What to do ::
What do the entries below say? Restate them word for word.

Component data from apps and pages:
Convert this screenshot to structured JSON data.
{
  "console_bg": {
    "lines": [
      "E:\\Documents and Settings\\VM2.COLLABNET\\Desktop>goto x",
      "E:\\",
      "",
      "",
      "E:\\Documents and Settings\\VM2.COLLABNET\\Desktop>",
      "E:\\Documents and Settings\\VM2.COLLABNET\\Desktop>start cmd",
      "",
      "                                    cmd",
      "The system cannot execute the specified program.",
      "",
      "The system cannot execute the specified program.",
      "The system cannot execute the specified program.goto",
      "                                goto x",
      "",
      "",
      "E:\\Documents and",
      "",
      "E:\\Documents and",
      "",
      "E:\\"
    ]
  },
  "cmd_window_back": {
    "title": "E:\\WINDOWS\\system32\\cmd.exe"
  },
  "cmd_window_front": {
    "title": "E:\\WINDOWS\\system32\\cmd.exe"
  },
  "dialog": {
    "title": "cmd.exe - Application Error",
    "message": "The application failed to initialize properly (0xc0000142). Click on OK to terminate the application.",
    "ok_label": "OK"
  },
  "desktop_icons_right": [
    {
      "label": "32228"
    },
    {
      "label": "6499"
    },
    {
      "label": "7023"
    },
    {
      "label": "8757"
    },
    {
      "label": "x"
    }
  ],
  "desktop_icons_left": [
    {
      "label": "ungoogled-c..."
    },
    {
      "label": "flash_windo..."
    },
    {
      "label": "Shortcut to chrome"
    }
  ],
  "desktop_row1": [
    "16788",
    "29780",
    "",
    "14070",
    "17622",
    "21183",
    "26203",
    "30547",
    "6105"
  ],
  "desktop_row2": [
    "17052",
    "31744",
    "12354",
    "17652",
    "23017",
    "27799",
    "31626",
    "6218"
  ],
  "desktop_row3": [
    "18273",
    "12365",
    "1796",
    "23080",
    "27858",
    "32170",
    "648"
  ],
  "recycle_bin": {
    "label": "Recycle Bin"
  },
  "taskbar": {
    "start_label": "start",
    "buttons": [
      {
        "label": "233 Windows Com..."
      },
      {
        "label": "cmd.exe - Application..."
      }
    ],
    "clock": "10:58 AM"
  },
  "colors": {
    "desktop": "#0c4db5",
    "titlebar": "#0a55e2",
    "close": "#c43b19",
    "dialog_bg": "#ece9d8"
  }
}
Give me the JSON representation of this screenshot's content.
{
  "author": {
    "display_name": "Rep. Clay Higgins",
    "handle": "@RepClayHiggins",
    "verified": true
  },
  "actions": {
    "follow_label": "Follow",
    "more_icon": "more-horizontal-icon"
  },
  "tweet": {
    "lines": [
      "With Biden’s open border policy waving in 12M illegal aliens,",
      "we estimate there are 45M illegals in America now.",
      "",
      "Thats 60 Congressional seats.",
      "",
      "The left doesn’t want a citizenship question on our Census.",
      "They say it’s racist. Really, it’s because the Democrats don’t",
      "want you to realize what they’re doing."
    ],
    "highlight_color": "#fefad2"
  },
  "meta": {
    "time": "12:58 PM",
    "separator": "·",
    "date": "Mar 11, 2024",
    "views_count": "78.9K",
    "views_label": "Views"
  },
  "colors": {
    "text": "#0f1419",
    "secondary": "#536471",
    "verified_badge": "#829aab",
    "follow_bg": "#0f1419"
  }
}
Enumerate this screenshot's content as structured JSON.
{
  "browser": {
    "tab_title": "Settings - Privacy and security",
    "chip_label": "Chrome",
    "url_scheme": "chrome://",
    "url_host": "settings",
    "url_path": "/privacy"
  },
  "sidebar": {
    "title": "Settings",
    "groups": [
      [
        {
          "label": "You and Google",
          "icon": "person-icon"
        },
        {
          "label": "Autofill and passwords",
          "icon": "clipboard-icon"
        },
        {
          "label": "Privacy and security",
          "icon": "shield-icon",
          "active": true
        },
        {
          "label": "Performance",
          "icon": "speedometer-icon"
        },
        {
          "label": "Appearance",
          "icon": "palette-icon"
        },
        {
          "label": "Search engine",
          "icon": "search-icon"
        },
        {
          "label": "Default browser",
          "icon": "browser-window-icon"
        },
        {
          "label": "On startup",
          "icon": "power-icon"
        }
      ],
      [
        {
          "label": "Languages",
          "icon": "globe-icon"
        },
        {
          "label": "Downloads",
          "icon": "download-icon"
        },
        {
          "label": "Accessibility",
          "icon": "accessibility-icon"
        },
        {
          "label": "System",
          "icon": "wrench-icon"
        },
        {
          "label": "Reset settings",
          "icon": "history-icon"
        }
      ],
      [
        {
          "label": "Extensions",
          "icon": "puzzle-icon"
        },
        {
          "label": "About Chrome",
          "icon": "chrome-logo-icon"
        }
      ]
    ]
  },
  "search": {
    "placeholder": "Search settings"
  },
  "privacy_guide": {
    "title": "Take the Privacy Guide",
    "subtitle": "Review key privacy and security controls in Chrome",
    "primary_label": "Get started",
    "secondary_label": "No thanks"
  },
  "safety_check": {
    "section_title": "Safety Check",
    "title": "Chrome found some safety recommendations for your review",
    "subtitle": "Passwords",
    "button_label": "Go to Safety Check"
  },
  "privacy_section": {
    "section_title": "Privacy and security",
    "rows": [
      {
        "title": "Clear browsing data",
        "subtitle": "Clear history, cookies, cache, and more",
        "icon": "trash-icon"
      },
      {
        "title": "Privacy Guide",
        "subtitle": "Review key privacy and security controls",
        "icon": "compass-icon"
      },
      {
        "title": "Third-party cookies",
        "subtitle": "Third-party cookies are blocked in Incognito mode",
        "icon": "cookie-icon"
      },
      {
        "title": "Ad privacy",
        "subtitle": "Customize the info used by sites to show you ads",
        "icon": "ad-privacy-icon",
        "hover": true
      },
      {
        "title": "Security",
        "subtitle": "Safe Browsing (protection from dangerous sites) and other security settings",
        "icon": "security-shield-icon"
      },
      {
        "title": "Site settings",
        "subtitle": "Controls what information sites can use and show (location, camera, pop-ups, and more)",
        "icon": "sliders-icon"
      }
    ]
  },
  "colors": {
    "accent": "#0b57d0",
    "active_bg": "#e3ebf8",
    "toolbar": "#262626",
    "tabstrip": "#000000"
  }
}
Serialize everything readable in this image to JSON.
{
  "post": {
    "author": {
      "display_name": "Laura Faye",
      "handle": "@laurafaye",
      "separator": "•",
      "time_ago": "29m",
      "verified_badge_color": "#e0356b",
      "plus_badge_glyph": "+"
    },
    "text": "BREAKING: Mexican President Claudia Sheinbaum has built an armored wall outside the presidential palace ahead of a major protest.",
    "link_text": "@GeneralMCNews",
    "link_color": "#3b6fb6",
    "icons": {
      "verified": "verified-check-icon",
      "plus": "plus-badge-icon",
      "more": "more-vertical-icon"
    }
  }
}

Reply to the task ::
Convert this screenshot to structured JSON data.
{
  "console_bg": {
    "lines": [
      "E:\\Documents and Settings\\VM2.COLLABNET\\Desktop>goto x",
      "E:\\",
      "",
      "",
      "E:\\Documents and Settings\\VM2.COLLABNET\\Desktop>",
      "E:\\Documents and Settings\\VM2.COLLABNET\\Desktop>start cmd",
      "",
      "                                    cmd",
      "The system cannot execute the specified program.",
      "",
      "The system cannot execute the specified program.",
      "The system cannot execute the specified program.goto",
      "                                goto x",
      "",
      "",
      "E:\\Documents and",
      "",
      "E:\\Documents and",
      "",
      "E:\\"
    ]
  },
  "cmd_window_back": {
    "title": "E:\\WINDOWS\\system32\\cmd.exe"
  },
  "cmd_window_front": {
    "title": "E:\\WINDOWS\\system32\\cmd.exe"
  },
  "dialog": {
    "title": "cmd.exe - Application Error",
    "message": "The application failed to initialize properly (0xc0000142). Click on OK to terminate the application.",
    "ok_label": "OK"
  },
  "desktop_icons_right": [
    {
      "label": "32228"
    },
    {
      "label": "6499"
    },
    {
      "label": "7023"
    },
    {
      "label": "8757"
    },
    {
      "label": "x"
    }
  ],
  "desktop_icons_left": [
    {
      "label": "ungoogled-c..."
    },
    {
      "label": "flash_windo..."
    },
    {
      "label": "Shortcut to chrome"
    }
  ],
  "desktop_row1": [
    "16788",
    "29780",
    "",
    "14070",
    "17622",
    "21183",
    "26203",
    "30547",
    "6105"
  ],
  "desktop_row2": [
    "17052",
    "31744",
    "12354",
    "17652",
    "23017",
    "27799",
    "31626",
    "6218"
  ],
  "desktop_row3": [
    "18273",
    "12365",
    "1796",
    "23080",
    "27858",
    "32170",
    "648"
  ],
  "recycle_bin": {
    "label": "Recycle Bin"
  },
  "taskbar": {
    "start_label": "start",
    "buttons": [
      {
        "label": "233 Windows Com..."
      },
      {
        "label": "cmd.exe - Application..."
      }
    ],
    "clock": "10:58 AM"
  },
  "colors": {
    "desktop": "#0c4db5",
    "titlebar": "#0a55e2",
    "close": "#c43b19",
    "dialog_bg": "#ece9d8"
  }
}
Give me the JSON representation of this screenshot's content.
{
  "author": {
    "display_name": "Rep. Clay Higgins",
    "handle": "@RepClayHiggins",
    "verified": true
  },
  "actions": {
    "follow_label": "Follow",
    "more_icon": "more-horizontal-icon"
  },
  "tweet": {
    "lines": [
      "With Biden’s open border policy waving in 12M illegal aliens,",
      "we estimate there are 45M illegals in America now.",
      "",
      "Thats 60 Congressional seats.",
      "",
      "The left doesn’t want a citizenship question on our Census.",
      "They say it’s racist. Really, it’s because the Democrats don’t",
      "want you to realize what they’re doing."
    ],
    "highlight_color": "#fefad2"
  },
  "meta": {
    "time": "12:58 PM",
    "separator": "·",
    "date": "Mar 11, 2024",
    "views_count": "78.9K",
    "views_label": "Views"
  },
  "colors": {
    "text": "#0f1419",
    "secondary": "#536471",
    "verified_badge": "#829aab",
    "follow_bg": "#0f1419"
  }
}
Enumerate this screenshot's content as structured JSON.
{
  "browser": {
    "tab_title": "Settings - Privacy and security",
    "chip_label": "Chrome",
    "url_scheme": "chrome://",
    "url_host": "settings",
    "url_path": "/privacy"
  },
  "sidebar": {
    "title": "Settings",
    "groups": [
      [
        {
          "label": "You and Google",
          "icon": "person-icon"
        },
        {
          "label": "Autofill and passwords",
          "icon": "clipboard-icon"
        },
        {
          "label": "Privacy and security",
          "icon": "shield-icon",
          "active": true
        },
        {
          "label": "Performance",
          "icon": "speedometer-icon"
        },
        {
          "label": "Appearance",
          "icon": "palette-icon"
        },
        {
          "label": "Search engine",
          "icon": "search-icon"
        },
        {
          "label": "Default browser",
          "icon": "browser-window-icon"
        },
        {
          "label": "On startup",
          "icon": "power-icon"
        }
      ],
      [
        {
          "label": "Languages",
          "icon": "globe-icon"
        },
        {
          "label": "Downloads",
          "icon": "download-icon"
        },
        {
          "label": "Accessibility",
          "icon": "accessibility-icon"
        },
        {
          "label": "System",
          "icon": "wrench-icon"
        },
        {
          "label": "Reset settings",
          "icon": "history-icon"
        }
      ],
      [
        {
          "label": "Extensions",
          "icon": "puzzle-icon"
        },
        {
          "label": "About Chrome",
          "icon": "chrome-logo-icon"
        }
      ]
    ]
  },
  "search": {
    "placeholder": "Search settings"
  },
  "privacy_guide": {
    "title": "Take the Privacy Guide",
    "subtitle": "Review key privacy and security controls in Chrome",
    "primary_label": "Get started",
    "secondary_label": "No thanks"
  },
  "safety_check": {
    "section_title": "Safety Check",
    "title": "Chrome found some safety recommendations for your review",
    "subtitle": "Passwords",
    "button_label": "Go to Safety Check"
  },
  "privacy_section": {
    "section_title": "Privacy and security",
    "rows": [
      {
        "title": "Clear browsing data",
        "subtitle": "Clear history, cookies, cache, and more",
        "icon": "trash-icon"
      },
      {
        "title": "Privacy Guide",
        "subtitle": "Review key privacy and security controls",
        "icon": "compass-icon"
      },
      {
        "title": "Third-party cookies",
        "subtitle": "Third-party cookies are blocked in Incognito mode",
        "icon": "cookie-icon"
      },
      {
        "title": "Ad privacy",
        "subtitle": "Customize the info used by sites to show you ads",
        "icon": "ad-privacy-icon",
        "hover": true
      },
      {
        "title": "Security",
        "subtitle": "Safe Browsing (protection from dangerous sites) and other security settings",
        "icon": "security-shield-icon"
      },
      {
        "title": "Site settings",
        "subtitle": "Controls what information sites can use and show (location, camera, pop-ups, and more)",
        "icon": "sliders-icon"
      }
    ]
  },
  "colors": {
    "accent": "#0b57d0",
    "active_bg": "#e3ebf8",
    "toolbar": "#262626",
    "tabstrip": "#000000"
  }
}
Serialize everything readable in this image to JSON.
{
  "post": {
    "author": {
      "display_name": "Laura Faye",
      "handle": "@laurafaye",
      "separator": "•",
      "time_ago": "29m",
      "verified_badge_color": "#e0356b",
      "plus_badge_glyph": "+"
    },
    "text": "BREAKING: Mexican President Claudia Sheinbaum has built an armored wall outside the presidential palace ahead of a major protest.",
    "link_text": "@GeneralMCNews",
    "link_color": "#3b6fb6",
    "icons": {
      "verified": "verified-check-icon",
      "plus": "plus-badge-icon",
      "more": "more-vertical-icon"
    }
  }
}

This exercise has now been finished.